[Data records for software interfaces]

Segment Open

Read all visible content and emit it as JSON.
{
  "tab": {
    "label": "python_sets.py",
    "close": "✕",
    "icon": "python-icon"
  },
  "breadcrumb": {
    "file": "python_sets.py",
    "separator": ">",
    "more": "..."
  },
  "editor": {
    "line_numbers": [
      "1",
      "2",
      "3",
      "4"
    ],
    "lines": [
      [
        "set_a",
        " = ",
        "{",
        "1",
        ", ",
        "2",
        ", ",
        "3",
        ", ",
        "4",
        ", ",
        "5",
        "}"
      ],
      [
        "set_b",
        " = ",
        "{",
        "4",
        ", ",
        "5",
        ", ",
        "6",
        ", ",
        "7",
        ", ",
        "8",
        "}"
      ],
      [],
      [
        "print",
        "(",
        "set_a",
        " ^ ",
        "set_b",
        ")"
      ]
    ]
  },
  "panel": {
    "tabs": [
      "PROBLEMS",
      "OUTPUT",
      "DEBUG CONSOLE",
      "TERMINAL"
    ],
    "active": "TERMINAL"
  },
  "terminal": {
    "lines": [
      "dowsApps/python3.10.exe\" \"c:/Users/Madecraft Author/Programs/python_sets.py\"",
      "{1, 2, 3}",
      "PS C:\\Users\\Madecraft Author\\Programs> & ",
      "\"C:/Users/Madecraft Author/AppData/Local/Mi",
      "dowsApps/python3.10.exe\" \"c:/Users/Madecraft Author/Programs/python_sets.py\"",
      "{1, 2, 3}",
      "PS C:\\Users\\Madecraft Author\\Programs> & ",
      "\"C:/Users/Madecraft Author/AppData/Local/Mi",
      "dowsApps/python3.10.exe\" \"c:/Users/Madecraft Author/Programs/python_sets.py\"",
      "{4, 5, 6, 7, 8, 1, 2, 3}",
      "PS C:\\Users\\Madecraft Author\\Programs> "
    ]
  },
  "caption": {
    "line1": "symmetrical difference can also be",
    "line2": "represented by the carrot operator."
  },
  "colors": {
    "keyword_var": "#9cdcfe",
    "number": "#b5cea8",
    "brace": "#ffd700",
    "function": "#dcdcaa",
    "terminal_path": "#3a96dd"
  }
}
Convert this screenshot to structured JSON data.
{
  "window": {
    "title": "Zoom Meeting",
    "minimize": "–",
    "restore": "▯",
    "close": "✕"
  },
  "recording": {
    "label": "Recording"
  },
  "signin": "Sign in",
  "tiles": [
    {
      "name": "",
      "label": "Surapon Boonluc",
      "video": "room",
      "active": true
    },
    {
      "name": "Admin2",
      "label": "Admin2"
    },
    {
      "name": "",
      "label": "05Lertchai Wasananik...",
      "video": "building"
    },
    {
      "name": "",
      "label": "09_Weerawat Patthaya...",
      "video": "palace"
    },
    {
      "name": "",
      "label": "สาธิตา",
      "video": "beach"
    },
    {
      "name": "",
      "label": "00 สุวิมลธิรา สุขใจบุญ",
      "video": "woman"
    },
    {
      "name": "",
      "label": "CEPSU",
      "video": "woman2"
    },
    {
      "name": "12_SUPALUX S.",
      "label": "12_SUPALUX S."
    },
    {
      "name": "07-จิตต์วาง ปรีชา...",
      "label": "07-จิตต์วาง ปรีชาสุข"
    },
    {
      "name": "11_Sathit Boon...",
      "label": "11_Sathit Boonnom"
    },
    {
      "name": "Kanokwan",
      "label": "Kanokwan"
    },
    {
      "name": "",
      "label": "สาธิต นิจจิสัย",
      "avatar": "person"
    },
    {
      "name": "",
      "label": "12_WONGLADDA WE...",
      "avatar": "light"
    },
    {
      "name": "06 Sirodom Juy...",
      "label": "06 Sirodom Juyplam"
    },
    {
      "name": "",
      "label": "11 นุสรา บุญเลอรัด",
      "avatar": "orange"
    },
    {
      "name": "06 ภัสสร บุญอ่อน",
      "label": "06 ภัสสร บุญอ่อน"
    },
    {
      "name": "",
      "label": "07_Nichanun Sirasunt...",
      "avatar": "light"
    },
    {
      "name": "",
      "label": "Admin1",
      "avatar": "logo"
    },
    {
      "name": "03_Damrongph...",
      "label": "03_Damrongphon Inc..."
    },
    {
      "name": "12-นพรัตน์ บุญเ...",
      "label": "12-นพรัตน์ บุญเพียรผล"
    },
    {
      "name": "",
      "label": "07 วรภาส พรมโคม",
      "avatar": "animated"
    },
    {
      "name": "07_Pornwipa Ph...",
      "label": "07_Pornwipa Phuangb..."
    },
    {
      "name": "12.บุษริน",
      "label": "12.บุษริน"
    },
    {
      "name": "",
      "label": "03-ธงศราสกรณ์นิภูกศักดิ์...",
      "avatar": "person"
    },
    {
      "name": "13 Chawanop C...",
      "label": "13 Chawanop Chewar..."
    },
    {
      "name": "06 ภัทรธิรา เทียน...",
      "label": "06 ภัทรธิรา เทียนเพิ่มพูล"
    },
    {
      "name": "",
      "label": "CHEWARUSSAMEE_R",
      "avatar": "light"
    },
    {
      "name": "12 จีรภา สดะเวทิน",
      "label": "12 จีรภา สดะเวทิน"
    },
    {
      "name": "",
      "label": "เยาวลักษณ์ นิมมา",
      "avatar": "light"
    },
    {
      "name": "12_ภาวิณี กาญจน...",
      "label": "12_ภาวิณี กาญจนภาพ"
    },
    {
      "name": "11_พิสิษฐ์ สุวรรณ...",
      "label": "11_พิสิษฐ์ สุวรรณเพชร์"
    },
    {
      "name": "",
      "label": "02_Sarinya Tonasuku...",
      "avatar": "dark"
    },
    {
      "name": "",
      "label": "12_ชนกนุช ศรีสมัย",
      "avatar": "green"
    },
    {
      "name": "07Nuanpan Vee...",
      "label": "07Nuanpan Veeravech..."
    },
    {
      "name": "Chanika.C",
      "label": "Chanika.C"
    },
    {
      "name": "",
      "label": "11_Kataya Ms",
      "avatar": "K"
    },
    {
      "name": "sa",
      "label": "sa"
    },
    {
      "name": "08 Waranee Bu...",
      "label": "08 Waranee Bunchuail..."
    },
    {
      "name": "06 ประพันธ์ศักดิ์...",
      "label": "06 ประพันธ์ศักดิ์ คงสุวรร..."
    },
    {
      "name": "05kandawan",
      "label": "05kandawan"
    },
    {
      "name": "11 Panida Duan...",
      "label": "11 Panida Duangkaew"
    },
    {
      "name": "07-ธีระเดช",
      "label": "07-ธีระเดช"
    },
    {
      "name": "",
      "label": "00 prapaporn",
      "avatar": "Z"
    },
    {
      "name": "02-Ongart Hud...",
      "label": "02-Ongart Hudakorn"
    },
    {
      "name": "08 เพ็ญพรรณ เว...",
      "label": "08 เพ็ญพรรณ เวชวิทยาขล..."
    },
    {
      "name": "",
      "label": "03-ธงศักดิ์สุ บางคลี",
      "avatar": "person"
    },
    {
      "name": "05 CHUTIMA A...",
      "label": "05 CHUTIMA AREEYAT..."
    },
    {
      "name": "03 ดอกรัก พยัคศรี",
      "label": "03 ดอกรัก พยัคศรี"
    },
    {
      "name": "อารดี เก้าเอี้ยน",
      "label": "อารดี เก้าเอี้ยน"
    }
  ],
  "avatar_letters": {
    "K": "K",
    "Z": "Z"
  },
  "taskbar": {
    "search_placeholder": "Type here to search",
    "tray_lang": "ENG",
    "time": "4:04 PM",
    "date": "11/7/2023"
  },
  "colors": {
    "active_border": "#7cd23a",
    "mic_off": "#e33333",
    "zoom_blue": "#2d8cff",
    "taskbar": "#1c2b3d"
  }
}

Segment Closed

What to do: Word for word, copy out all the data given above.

Completed task:
Read all visible content and emit it as JSON.
{
  "tab": {
    "label": "python_sets.py",
    "close": "✕",
    "icon": "python-icon"
  },
  "breadcrumb": {
    "file": "python_sets.py",
    "separator": ">",
    "more": "..."
  },
  "editor": {
    "line_numbers": [
      "1",
      "2",
      "3",
      "4"
    ],
    "lines": [
      [
        "set_a",
        " = ",
        "{",
        "1",
        ", ",
        "2",
        ", ",
        "3",
        ", ",
        "4",
        ", ",
        "5",
        "}"
      ],
      [
        "set_b",
        " = ",
        "{",
        "4",
        ", ",
        "5",
        ", ",
        "6",
        ", ",
        "7",
        ", ",
        "8",
        "}"
      ],
      [],
      [
        "print",
        "(",
        "set_a",
        " ^ ",
        "set_b",
        ")"
      ]
    ]
  },
  "panel": {
    "tabs": [
      "PROBLEMS",
      "OUTPUT",
      "DEBUG CONSOLE",
      "TERMINAL"
    ],
    "active": "TERMINAL"
  },
  "terminal": {
    "lines": [
      "dowsApps/python3.10.exe\" \"c:/Users/Madecraft Author/Programs/python_sets.py\"",
      "{1, 2, 3}",
      "PS C:\\Users\\Madecraft Author\\Programs> & ",
      "\"C:/Users/Madecraft Author/AppData/Local/Mi",
      "dowsApps/python3.10.exe\" \"c:/Users/Madecraft Author/Programs/python_sets.py\"",
      "{1, 2, 3}",
      "PS C:\\Users\\Madecraft Author\\Programs> & ",
      "\"C:/Users/Madecraft Author/AppData/Local/Mi",
      "dowsApps/python3.10.exe\" \"c:/Users/Madecraft Author/Programs/python_sets.py\"",
      "{4, 5, 6, 7, 8, 1, 2, 3}",
      "PS C:\\Users\\Madecraft Author\\Programs> "
    ]
  },
  "caption": {
    "line1": "symmetrical difference can also be",
    "line2": "represented by the carrot operator."
  },
  "colors": {
    "keyword_var": "#9cdcfe",
    "number": "#b5cea8",
    "brace": "#ffd700",
    "function": "#dcdcaa",
    "terminal_path": "#3a96dd"
  }
}
Convert this screenshot to structured JSON data.
{
  "window": {
    "title": "Zoom Meeting",
    "minimize": "–",
    "restore": "▯",
    "close": "✕"
  },
  "recording": {
    "label": "Recording"
  },
  "signin": "Sign in",
  "tiles": [
    {
      "name": "",
      "label": "Surapon Boonluc",
      "video": "room",
      "active": true
    },
    {
      "name": "Admin2",
      "label": "Admin2"
    },
    {
      "name": "",
      "label": "05Lertchai Wasananik...",
      "video": "building"
    },
    {
      "name": "",
      "label": "09_Weerawat Patthaya...",
      "video": "palace"
    },
    {
      "name": "",
      "label": "สาธิตา",
      "video": "beach"
    },
    {
      "name": "",
      "label": "00 สุวิมลธิรา สุขใจบุญ",
      "video": "woman"
    },
    {
      "name": "",
      "label": "CEPSU",
      "video": "woman2"
    },
    {
      "name": "12_SUPALUX S.",
      "label": "12_SUPALUX S."
    },
    {
      "name": "07-จิตต์วาง ปรีชา...",
      "label": "07-จิตต์วาง ปรีชาสุข"
    },
    {
      "name": "11_Sathit Boon...",
      "label": "11_Sathit Boonnom"
    },
    {
      "name": "Kanokwan",
      "label": "Kanokwan"
    },
    {
      "name": "",
      "label": "สาธิต นิจจิสัย",
      "avatar": "person"
    },
    {
      "name": "",
      "label": "12_WONGLADDA WE...",
      "avatar": "light"
    },
    {
      "name": "06 Sirodom Juy...",
      "label": "06 Sirodom Juyplam"
    },
    {
      "name": "",
      "label": "11 นุสรา บุญเลอรัด",
      "avatar": "orange"
    },
    {
      "name": "06 ภัสสร บุญอ่อน",
      "label": "06 ภัสสร บุญอ่อน"
    },
    {
      "name": "",
      "label": "07_Nichanun Sirasunt...",
      "avatar": "light"
    },
    {
      "name": "",
      "label": "Admin1",
      "avatar": "logo"
    },
    {
      "name": "03_Damrongph...",
      "label": "03_Damrongphon Inc..."
    },
    {
      "name": "12-นพรัตน์ บุญเ...",
      "label": "12-นพรัตน์ บุญเพียรผล"
    },
    {
      "name": "",
      "label": "07 วรภาส พรมโคม",
      "avatar": "animated"
    },
    {
      "name": "07_Pornwipa Ph...",
      "label": "07_Pornwipa Phuangb..."
    },
    {
      "name": "12.บุษริน",
      "label": "12.บุษริน"
    },
    {
      "name": "",
      "label": "03-ธงศราสกรณ์นิภูกศักดิ์...",
      "avatar": "person"
    },
    {
      "name": "13 Chawanop C...",
      "label": "13 Chawanop Chewar..."
    },
    {
      "name": "06 ภัทรธิรา เทียน...",
      "label": "06 ภัทรธิรา เทียนเพิ่มพูล"
    },
    {
      "name": "",
      "label": "CHEWARUSSAMEE_R",
      "avatar": "light"
    },
    {
      "name": "12 จีรภา สดะเวทิน",
      "label": "12 จีรภา สดะเวทิน"
    },
    {
      "name": "",
      "label": "เยาวลักษณ์ นิมมา",
      "avatar": "light"
    },
    {
      "name": "12_ภาวิณี กาญจน...",
      "label": "12_ภาวิณี กาญจนภาพ"
    },
    {
      "name": "11_พิสิษฐ์ สุวรรณ...",
      "label": "11_พิสิษฐ์ สุวรรณเพชร์"
    },
    {
      "name": "",
      "label": "02_Sarinya Tonasuku...",
      "avatar": "dark"
    },
    {
      "name": "",
      "label": "12_ชนกนุช ศรีสมัย",
      "avatar": "green"
    },
    {
      "name": "07Nuanpan Vee...",
      "label": "07Nuanpan Veeravech..."
    },
    {
      "name": "Chanika.C",
      "label": "Chanika.C"
    },
    {
      "name": "",
      "label": "11_Kataya Ms",
      "avatar": "K"
    },
    {
      "name": "sa",
      "label": "sa"
    },
    {
      "name": "08 Waranee Bu...",
      "label": "08 Waranee Bunchuail..."
    },
    {
      "name": "06 ประพันธ์ศักดิ์...",
      "label": "06 ประพันธ์ศักดิ์ คงสุวรร..."
    },
    {
      "name": "05kandawan",
      "label": "05kandawan"
    },
    {
      "name": "11 Panida Duan...",
      "label": "11 Panida Duangkaew"
    },
    {
      "name": "07-ธีระเดช",
      "label": "07-ธีระเดช"
    },
    {
      "name": "",
      "label": "00 prapaporn",
      "avatar": "Z"
    },
    {
      "name": "02-Ongart Hud...",
      "label": "02-Ongart Hudakorn"
    },
    {
      "name": "08 เพ็ญพรรณ เว...",
      "label": "08 เพ็ญพรรณ เวชวิทยาขล..."
    },
    {
      "name": "",
      "label": "03-ธงศักดิ์สุ บางคลี",
      "avatar": "person"
    },
    {
      "name": "05 CHUTIMA A...",
      "label": "05 CHUTIMA AREEYAT..."
    },
    {
      "name": "03 ดอกรัก พยัคศรี",
      "label": "03 ดอกรัก พยัคศรี"
    },
    {
      "name": "อารดี เก้าเอี้ยน",
      "label": "อารดี เก้าเอี้ยน"
    }
  ],
  "avatar_letters": {
    "K": "K",
    "Z": "Z"
  },
  "taskbar": {
    "search_placeholder": "Type here to search",
    "tray_lang": "ENG",
    "time": "4:04 PM",
    "date": "11/7/2023"
  },
  "colors": {
    "active_border": "#7cd23a",
    "mic_off": "#e33333",
    "zoom_blue": "#2d8cff",
    "taskbar": "#1c2b3d"
  }
}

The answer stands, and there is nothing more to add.